■ Aim of the exercise
Print every record below exactly as it stands.

(App and web page records)
::::::

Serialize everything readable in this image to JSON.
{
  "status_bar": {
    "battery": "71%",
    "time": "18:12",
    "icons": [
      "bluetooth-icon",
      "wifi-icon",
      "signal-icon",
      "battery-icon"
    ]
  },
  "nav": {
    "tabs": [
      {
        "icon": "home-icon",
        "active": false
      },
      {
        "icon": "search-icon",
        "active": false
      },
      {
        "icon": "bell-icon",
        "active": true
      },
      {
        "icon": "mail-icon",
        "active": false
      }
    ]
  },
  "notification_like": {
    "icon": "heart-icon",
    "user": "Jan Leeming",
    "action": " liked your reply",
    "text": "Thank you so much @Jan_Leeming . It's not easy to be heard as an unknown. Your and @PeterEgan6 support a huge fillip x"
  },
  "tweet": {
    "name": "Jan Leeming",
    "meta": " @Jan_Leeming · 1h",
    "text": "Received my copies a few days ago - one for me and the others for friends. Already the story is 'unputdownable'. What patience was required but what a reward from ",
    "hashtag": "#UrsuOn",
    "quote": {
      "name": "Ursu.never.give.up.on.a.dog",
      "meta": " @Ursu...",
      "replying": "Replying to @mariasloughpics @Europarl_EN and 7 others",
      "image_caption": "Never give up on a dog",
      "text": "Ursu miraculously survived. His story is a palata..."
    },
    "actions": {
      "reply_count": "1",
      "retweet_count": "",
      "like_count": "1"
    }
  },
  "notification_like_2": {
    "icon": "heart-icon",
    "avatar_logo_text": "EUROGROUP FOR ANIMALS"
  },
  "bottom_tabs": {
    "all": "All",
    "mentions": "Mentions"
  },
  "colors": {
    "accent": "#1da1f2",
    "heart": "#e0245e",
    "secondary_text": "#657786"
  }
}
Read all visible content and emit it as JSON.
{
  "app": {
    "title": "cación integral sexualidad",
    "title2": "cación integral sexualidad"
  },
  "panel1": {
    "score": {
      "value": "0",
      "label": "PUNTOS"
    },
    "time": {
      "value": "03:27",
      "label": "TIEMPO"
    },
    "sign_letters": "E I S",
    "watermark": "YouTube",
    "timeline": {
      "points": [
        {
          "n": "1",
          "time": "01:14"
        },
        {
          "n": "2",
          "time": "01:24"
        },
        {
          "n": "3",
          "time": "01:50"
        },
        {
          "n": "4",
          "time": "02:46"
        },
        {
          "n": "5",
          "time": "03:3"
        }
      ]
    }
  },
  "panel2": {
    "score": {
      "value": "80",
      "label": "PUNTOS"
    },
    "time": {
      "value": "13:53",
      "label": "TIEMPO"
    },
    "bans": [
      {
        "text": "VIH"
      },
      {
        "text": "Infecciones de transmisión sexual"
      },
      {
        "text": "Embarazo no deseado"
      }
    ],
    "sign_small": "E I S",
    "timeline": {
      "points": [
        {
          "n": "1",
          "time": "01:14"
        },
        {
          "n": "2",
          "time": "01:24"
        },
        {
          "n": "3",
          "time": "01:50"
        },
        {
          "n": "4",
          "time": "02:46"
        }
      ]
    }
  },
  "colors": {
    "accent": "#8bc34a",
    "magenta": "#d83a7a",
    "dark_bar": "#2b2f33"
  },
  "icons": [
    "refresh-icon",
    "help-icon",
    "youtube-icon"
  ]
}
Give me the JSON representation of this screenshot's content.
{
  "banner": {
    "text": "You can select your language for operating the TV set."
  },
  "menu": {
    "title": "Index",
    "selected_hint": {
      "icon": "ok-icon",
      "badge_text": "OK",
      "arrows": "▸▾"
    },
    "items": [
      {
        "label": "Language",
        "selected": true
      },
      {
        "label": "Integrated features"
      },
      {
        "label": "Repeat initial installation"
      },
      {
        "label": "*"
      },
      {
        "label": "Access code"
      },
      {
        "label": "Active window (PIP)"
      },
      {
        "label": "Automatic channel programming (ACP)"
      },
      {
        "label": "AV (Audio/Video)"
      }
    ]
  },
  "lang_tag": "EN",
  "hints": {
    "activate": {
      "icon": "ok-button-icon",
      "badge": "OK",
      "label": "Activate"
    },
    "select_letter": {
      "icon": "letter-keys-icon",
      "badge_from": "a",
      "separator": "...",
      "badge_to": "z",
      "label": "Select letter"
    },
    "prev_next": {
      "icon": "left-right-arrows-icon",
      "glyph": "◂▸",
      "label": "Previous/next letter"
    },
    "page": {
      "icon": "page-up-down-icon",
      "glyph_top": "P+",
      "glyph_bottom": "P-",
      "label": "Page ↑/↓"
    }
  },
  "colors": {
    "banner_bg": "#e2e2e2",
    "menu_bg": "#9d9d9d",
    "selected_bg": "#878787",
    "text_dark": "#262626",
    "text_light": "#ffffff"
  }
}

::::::

■ Solution for this problem
Serialize everything readable in this image to JSON.
{
  "status_bar": {
    "battery": "71%",
    "time": "18:12",
    "icons": [
      "bluetooth-icon",
      "wifi-icon",
      "signal-icon",
      "battery-icon"
    ]
  },
  "nav": {
    "tabs": [
      {
        "icon": "home-icon",
        "active": false
      },
      {
        "icon": "search-icon",
        "active": false
      },
      {
        "icon": "bell-icon",
        "active": true
      },
      {
        "icon": "mail-icon",
        "active": false
      }
    ]
  },
  "notification_like": {
    "icon": "heart-icon",
    "user": "Jan Leeming",
    "action": " liked your reply",
    "text": "Thank you so much @Jan_Leeming . It's not easy to be heard as an unknown. Your and @PeterEgan6 support a huge fillip x"
  },
  "tweet": {
    "name": "Jan Leeming",
    "meta": " @Jan_Leeming · 1h",
    "text": "Received my copies a few days ago - one for me and the others for friends. Already the story is 'unputdownable'. What patience was required but what a reward from ",
    "hashtag": "#UrsuOn",
    "quote": {
      "name": "Ursu.never.give.up.on.a.dog",
      "meta": " @Ursu...",
      "replying": "Replying to @mariasloughpics @Europarl_EN and 7 others",
      "image_caption": "Never give up on a dog",
      "text": "Ursu miraculously survived. His story is a palata..."
    },
    "actions": {
      "reply_count": "1",
      "retweet_count": "",
      "like_count": "1"
    }
  },
  "notification_like_2": {
    "icon": "heart-icon",
    "avatar_logo_text": "EUROGROUP FOR ANIMALS"
  },
  "bottom_tabs": {
    "all": "All",
    "mentions": "Mentions"
  },
  "colors": {
    "accent": "#1da1f2",
    "heart": "#e0245e",
    "secondary_text": "#657786"
  }
}
Read all visible content and emit it as JSON.
{
  "app": {
    "title": "cación integral sexualidad",
    "title2": "cación integral sexualidad"
  },
  "panel1": {
    "score": {
      "value": "0",
      "label": "PUNTOS"
    },
    "time": {
      "value": "03:27",
      "label": "TIEMPO"
    },
    "sign_letters": "E I S",
    "watermark": "YouTube",
    "timeline": {
      "points": [
        {
          "n": "1",
          "time": "01:14"
        },
        {
          "n": "2",
          "time": "01:24"
        },
        {
          "n": "3",
          "time": "01:50"
        },
        {
          "n": "4",
          "time": "02:46"
        },
        {
          "n": "5",
          "time": "03:3"
        }
      ]
    }
  },
  "panel2": {
    "score": {
      "value": "80",
      "label": "PUNTOS"
    },
    "time": {
      "value": "13:53",
      "label": "TIEMPO"
    },
    "bans": [
      {
        "text": "VIH"
      },
      {
        "text": "Infecciones de transmisión sexual"
      },
      {
        "text": "Embarazo no deseado"
      }
    ],
    "sign_small": "E I S",
    "timeline": {
      "points": [
        {
          "n": "1",
          "time": "01:14"
        },
        {
          "n": "2",
          "time": "01:24"
        },
        {
          "n": "3",
          "time": "01:50"
        },
        {
          "n": "4",
          "time": "02:46"
        }
      ]
    }
  },
  "colors": {
    "accent": "#8bc34a",
    "magenta": "#d83a7a",
    "dark_bar": "#2b2f33"
  },
  "icons": [
    "refresh-icon",
    "help-icon",
    "youtube-icon"
  ]
}
Give me the JSON representation of this screenshot's content.
{
  "banner": {
    "text": "You can select your language for operating the TV set."
  },
  "menu": {
    "title": "Index",
    "selected_hint": {
      "icon": "ok-icon",
      "badge_text": "OK",
      "arrows": "▸▾"
    },
    "items": [
      {
        "label": "Language",
        "selected": true
      },
      {
        "label": "Integrated features"
      },
      {
        "label": "Repeat initial installation"
      },
      {
        "label": "*"
      },
      {
        "label": "Access code"
      },
      {
        "label": "Active window (PIP)"
      },
      {
        "label": "Automatic channel programming (ACP)"
      },
      {
        "label": "AV (Audio/Video)"
      }
    ]
  },
  "lang_tag": "EN",
  "hints": {
    "activate": {
      "icon": "ok-button-icon",
      "badge": "OK",
      "label": "Activate"
    },
    "select_letter": {
      "icon": "letter-keys-icon",
      "badge_from": "a",
      "separator": "...",
      "badge_to": "z",
      "label": "Select letter"
    },
    "prev_next": {
      "icon": "left-right-arrows-icon",
      "glyph": "◂▸",
      "label": "Previous/next letter"
    },
    "page": {
      "icon": "page-up-down-icon",
      "glyph_top": "P+",
      "glyph_bottom": "P-",
      "label": "Page ↑/↓"
    }
  },
  "colors": {
    "banner_bg": "#e2e2e2",
    "menu_bg": "#9d9d9d",
    "selected_bg": "#878787",
    "text_dark": "#262626",
    "text_light": "#ffffff"
  }
}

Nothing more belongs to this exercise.